The Blue jays get the largest percentage of the sunflower seeds at the feeders. Not because they are much bigger and eat more or need more, no—it’s because they are hoarders. They fill their chops with seeds, then fly off and hide them for future use. A dozen Blue jays can clean the feeders in a couple of hours. It’s the jays’ way, it’s how they do it, it’s the way they ensure their survival. I have to ask myself, “Are the jays really greedy or am I foolish for giving them the free seed?” I guess if I didn’t really love the jays, I wouldn’t feed them just to have them near. Having them with me through the winter is well worth the price of a little seed. Besides, most of the seed they hide will be found by other small birds, mice and squirrels, so you could say the jay is just spreading the wealth. After stealing from the rich, he gives to the poor.
The temperature dropped into the single digits last night and the early morning meadow was covered with hard-white frost. It gave some new life to the subtle-colored landscape. It’s going to be and long but interesting winter.
The marsh pond is covered with a frosty blanket of ice, as if to tuck in those who sleep at the bottom. The autumn colors of the marsh grass is fading fast and soon will be laid to rest by a blanket of new snow. The weather man on the radio said, four to seven inches of snow tonight. Up until now, we’ve barely gotten a trace, but now I’d better have the shovel and broom handy. It’s not the snow I mind so much as the cold that follows, but next week is the week that it always gets cold enough to freeze the ground—ten degrees and colder. Here, that always happens near the tenth of December.
Cold weather means more work, ask any farmer. For me, it means more trips to the woodpile and more water to carry from the spring to the woodstove. It takes a little more work to stay warm when the hard cold comes, but the old wood stove is so comfy.
Snow on the ground means the wild birds will be busy at the bird feeders, especially when the hard cold comes. This is a good time to train the chickadees to eat out of your hand. Sitting still with some sunflower seeds in the palm of your hand may be a cold job but well worth it when they start coming. It’s important not to put any other seed out. All they want is the seed in your hand. Be patient. It only takes one chickadee to come to your hand and the others will follow. After a few days, it seems, at times, they all come at once.
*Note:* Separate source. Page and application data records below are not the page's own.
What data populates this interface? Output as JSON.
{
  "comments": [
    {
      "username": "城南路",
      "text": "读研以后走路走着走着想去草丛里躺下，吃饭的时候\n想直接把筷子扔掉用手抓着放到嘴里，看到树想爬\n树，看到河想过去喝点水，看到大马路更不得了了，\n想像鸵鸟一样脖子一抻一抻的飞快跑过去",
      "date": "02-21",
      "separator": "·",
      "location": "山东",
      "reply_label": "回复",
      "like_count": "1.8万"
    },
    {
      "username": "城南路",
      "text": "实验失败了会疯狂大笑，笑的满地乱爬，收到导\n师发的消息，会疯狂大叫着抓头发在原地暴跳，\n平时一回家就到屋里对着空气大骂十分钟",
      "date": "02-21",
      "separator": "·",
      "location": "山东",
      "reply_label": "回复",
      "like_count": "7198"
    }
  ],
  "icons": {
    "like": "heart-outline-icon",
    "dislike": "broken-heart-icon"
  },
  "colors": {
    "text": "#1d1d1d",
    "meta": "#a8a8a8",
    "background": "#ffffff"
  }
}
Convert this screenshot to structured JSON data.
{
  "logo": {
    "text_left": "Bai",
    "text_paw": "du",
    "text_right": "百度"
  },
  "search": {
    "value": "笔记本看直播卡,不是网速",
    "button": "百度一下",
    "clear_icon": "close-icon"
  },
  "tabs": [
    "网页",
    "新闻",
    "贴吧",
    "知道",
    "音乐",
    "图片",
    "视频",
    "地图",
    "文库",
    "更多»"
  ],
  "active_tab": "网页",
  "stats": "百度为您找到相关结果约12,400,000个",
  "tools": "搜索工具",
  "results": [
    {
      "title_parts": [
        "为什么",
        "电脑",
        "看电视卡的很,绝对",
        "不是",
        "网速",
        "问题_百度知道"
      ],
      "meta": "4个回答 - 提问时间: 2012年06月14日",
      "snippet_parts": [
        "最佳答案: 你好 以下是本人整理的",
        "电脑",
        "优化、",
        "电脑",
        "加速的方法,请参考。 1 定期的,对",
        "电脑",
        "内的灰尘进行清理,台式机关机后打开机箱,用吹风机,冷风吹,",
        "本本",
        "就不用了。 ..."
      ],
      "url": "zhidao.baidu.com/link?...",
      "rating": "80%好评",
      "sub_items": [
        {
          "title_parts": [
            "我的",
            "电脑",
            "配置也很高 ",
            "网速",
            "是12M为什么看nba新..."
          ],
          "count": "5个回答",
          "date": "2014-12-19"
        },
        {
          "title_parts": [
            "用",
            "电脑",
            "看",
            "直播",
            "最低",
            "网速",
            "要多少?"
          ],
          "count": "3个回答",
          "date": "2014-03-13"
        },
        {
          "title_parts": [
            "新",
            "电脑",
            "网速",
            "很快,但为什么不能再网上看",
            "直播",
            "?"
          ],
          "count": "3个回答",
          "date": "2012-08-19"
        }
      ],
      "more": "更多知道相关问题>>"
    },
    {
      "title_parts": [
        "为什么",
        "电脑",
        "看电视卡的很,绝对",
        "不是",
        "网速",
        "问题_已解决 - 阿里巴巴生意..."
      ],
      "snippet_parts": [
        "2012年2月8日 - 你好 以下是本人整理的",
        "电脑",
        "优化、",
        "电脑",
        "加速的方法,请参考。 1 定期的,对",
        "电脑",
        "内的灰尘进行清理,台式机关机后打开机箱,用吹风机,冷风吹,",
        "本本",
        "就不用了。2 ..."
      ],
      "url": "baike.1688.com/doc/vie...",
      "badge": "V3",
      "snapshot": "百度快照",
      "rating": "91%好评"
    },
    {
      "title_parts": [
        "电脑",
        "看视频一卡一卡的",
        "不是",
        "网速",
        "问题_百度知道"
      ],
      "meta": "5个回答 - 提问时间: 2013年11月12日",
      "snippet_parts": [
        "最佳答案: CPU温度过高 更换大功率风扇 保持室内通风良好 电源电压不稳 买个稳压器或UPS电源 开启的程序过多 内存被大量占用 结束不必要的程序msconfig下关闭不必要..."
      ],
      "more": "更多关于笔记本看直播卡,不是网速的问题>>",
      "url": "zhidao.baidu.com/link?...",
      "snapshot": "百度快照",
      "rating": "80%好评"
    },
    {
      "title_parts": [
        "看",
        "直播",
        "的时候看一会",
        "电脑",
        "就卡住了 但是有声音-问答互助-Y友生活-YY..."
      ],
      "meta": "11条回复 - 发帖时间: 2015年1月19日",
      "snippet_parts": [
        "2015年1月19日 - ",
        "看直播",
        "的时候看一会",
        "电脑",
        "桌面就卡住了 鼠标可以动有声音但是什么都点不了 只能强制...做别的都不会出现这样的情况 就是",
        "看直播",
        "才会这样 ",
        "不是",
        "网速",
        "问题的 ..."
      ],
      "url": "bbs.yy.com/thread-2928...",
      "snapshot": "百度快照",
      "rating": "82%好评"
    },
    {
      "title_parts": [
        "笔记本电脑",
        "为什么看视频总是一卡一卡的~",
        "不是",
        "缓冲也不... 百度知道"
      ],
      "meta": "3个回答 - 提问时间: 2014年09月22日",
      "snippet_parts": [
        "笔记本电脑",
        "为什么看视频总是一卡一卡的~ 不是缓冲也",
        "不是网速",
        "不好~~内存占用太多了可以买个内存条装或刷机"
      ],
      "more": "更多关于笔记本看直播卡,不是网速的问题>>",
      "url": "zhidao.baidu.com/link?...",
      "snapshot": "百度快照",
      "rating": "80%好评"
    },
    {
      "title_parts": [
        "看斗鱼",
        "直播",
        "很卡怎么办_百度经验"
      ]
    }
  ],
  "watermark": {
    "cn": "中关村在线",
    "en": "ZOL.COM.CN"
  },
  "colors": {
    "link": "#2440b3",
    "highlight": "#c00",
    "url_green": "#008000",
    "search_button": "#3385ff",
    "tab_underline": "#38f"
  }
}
I’ll be looking forward to my morning walk in the new snow and the crispy cold air on my face. It makes me feel alive in the face of nature. It wakens my senses the same way as a walk in the rain does. It’s the feeling I get from Mother Nature’s touch.
All art ©2013 Organic Valley